    Anyhoo, I’m voting for Blandina who was martyred in Lyon (as the modern French spell it) but not by a lion. Yes, I’m a wee bit Irish, but I once knew someone who lived on North Blandina Street and many of my favorite non-cat-centric YouTube channels revolve around French chateaux. (The cat-centric ones are mostly American, save one from the UK.)

  5. The five consecutive Easters on the back of a whale did it for me. But sadly it looks like he'll get beat by Blandina. Therefore, since he's unlikely to make the next round where this would have SURELY have shown up, I share with ya'all one of my favourite songs. And where is the albatross in the description?

  6. Brendan!

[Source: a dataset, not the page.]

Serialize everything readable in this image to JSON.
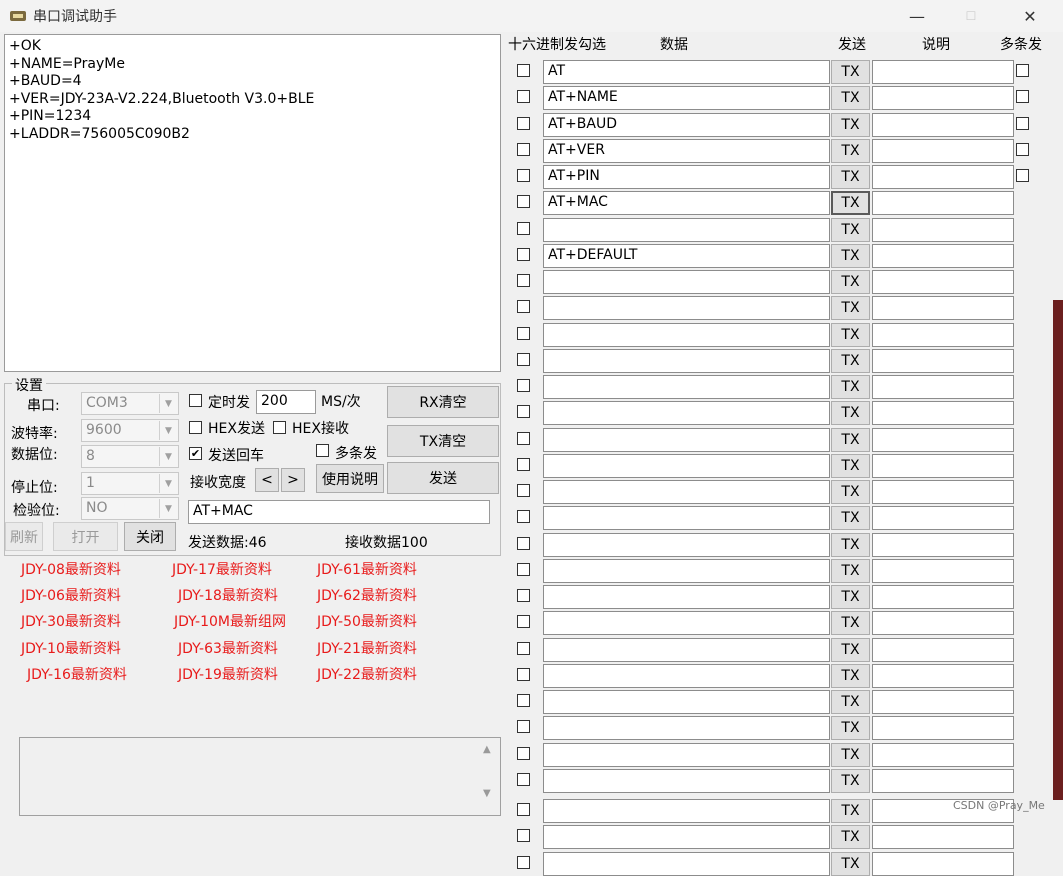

I was so sure you'd be a shoo-in! Everyone loves you, right? for your adventuresome ways -- you slept ON A WHALE!!! Come on!

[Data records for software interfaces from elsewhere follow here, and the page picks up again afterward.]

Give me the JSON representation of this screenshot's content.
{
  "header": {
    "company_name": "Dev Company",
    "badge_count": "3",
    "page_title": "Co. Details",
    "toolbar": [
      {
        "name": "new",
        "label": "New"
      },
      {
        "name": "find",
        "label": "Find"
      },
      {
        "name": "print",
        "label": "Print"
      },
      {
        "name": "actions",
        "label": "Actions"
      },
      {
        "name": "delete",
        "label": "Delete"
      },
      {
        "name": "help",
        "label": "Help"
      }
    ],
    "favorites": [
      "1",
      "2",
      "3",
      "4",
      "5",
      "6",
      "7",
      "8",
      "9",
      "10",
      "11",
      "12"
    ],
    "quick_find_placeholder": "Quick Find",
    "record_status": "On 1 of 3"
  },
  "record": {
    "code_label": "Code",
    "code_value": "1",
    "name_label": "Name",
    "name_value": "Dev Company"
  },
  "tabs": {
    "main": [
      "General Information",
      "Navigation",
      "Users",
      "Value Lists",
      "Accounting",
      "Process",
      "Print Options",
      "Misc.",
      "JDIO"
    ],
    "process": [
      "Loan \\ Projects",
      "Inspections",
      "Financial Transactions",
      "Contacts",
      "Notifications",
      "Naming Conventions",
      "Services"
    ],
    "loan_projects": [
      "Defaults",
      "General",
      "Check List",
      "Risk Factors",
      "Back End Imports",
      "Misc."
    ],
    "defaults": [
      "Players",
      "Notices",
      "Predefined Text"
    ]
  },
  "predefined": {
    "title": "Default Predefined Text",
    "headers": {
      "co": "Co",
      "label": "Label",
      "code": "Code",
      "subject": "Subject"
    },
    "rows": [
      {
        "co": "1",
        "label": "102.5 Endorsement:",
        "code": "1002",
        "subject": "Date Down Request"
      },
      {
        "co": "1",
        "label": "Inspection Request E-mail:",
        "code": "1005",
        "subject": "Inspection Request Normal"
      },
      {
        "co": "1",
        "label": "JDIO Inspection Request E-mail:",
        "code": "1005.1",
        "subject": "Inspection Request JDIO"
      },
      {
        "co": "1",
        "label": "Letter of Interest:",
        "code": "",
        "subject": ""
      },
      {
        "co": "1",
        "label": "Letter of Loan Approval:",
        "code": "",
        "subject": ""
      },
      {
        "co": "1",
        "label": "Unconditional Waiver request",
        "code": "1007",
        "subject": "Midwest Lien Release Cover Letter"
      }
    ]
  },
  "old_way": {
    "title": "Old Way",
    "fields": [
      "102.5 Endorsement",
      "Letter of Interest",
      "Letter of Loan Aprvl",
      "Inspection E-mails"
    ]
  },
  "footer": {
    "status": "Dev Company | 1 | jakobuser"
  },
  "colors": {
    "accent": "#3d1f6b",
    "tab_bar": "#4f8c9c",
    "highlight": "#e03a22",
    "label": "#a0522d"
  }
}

  7. The choices are ever harder!

    My heart goes out to Blandina and to all martyrs, and I am so grateful that "in the blood of the martyrs is the seed of the church," that is, out of the most horrendous torture and violence, God still can bring something good: a new community, a revived faith, inspiration to do and be better.

    But I find I am drawn instead to honor Brendan, one of the movers of the celtic Christianity that has so informed my own faith, and the patron of one of my favorite collections of Christian believers: the episcopal parish of St Brendan the Navigator, in Deer Isle, Maine.

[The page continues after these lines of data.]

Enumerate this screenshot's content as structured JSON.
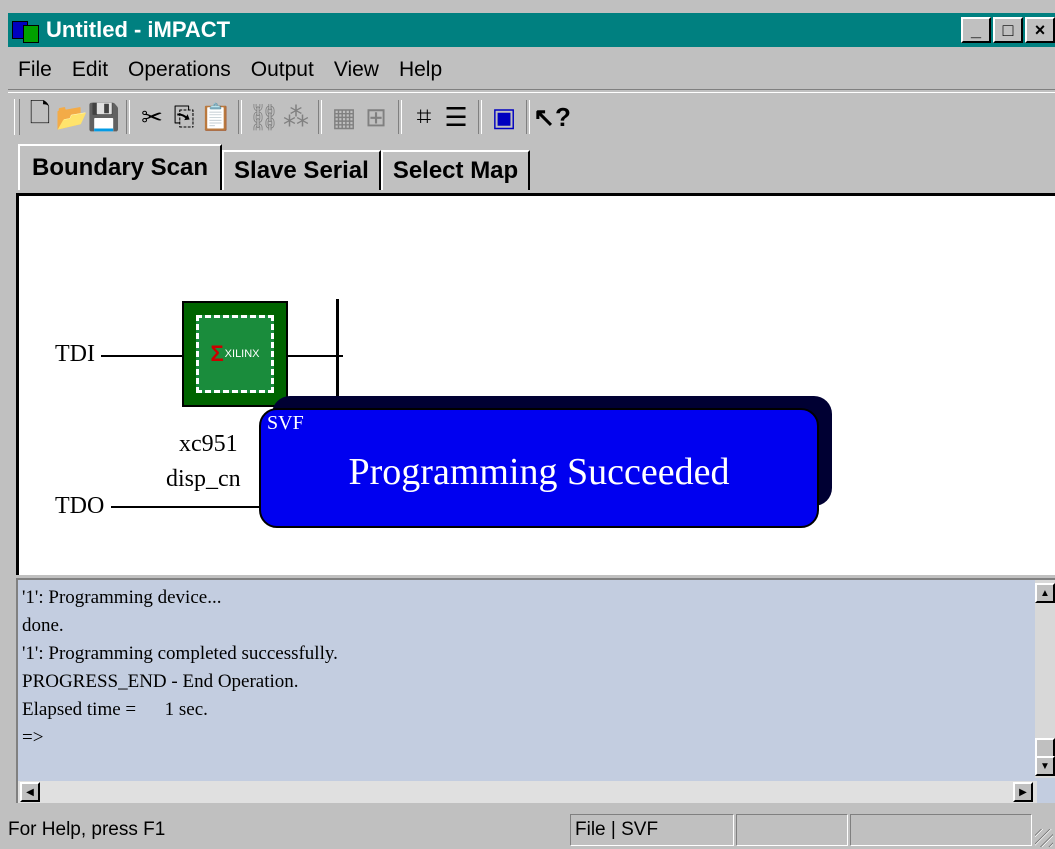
{
  "window": {
    "title": "Untitled - iMPACT",
    "controls": [
      "_",
      "□",
      "×"
    ]
  },
  "menu": [
    "File",
    "Edit",
    "Operations",
    "Output",
    "View",
    "Help"
  ],
  "toolbar": [
    "new-file-icon",
    "open-folder-icon",
    "save-icon",
    "cut-icon",
    "copy-icon",
    "paste-icon",
    "chain-icon-1",
    "chain-icon-2",
    "grid-icon-1",
    "grid-icon-2",
    "chip-icon",
    "list-icon",
    "program-icon",
    "context-help-icon"
  ],
  "tabs": [
    "Boundary Scan",
    "Slave Serial",
    "Select Map"
  ],
  "canvas": {
    "tdi_label": "TDI",
    "tdo_label": "TDO",
    "device_part": "xc951",
    "device_file": "disp_cn",
    "logo_text": "XILINX",
    "popup_tag": "SVF",
    "popup_message": "Programming Succeeded"
  },
  "log": [
    "'1': Programming device...",
    "done.",
    "'1': Programming completed successfully.",
    "PROGRESS_END - End Operation.",
    "Elapsed time =      1 sec.",
    "=>"
  ],
  "status": {
    "help": "For Help, press F1",
    "mode": "File | SVF",
    "pane2": "",
    "pane3": ""
  },
  "colors": {
    "titlebar": "#008080",
    "popup": "#0000f0",
    "log_bg": "#c3cde0",
    "chip": "#006400"
  }
}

    And J.R.R. Tolkien wrote a poem about him! That was the last detail that weighed the balance for me in Brendan's favor. Of course, I had to research it, and learned that in the poem, one of Brendan's disciples tries to make the Saint tell him how to reach the blessed Island to which he voyaged. Brendan answers that if he wants to know that land full of flowers, "in a boat then, brother, far afloat / you must labour in the sea, / and find for yourself things out of mind: / you will learn no more of me." (See I love this challenge to us that we must each get into our boat and brave the ocean of doubt and come at last to the living land of God. I vote for St. Brendan the Navigator.

  8. I'm sorry, I'm a language teacher, and I can't help it: the past tense of "sing" is "sang." The past participle is "sung."
    Yesterday, J.S. Bach SANG his way past Richard Hooker.

    1. Thank you. I noticed that this morning but had no time then to comment. My kids didn't call me The Grammar Police for nothing.

  9. I really wanted to vote for Brendan because I'll bet he has some truly epic kitsch. Blandina won my heart though, because of her loyalty and bravery.

  10. Again, as I read about the courage of Blandina, I couldn’t help but think of how the Holy Spirit had to have surrounded her. She endured hideous torture and cruelty almost beyond imagination. Her refusal to recant her belief, and her continued courage in the face of all must have been an inspiration to those who watched. Perhaps some even wondered and discovered Christ as a result of watching the “entertainment.” Even in the most dire of circumstances, one small slight girl demonstrated the power of Christ. And while I greatly admired Brendan’s travels into the unknown, his conversion of many to Christianity, this small slight 15 year old girl gets my vote today.

  11. My absolute favorite teacher in high school was Sister Blandina, who, in the way of nuns, was old when I had her and old when she taught my mom and aunts nearly thirty years earlier. Yet she was sharp as a tack, teaching human physiology with zeal, passion, and even a little humor. She led us in prayer to start and end each class, making it feel like all our hard and strictly secular scientific work in between was dedicated to God. In her obituary several years after I graduated, I discovered that she had joined the Sisters of St. Francis at 16, and marveled at all she had given of herself throughout her long life. I can still hear her using her affectionate nickname for her students: "Good morning, honey-bunny." God bless Sister Blandine, and how could I not vote for Blandina in her memory?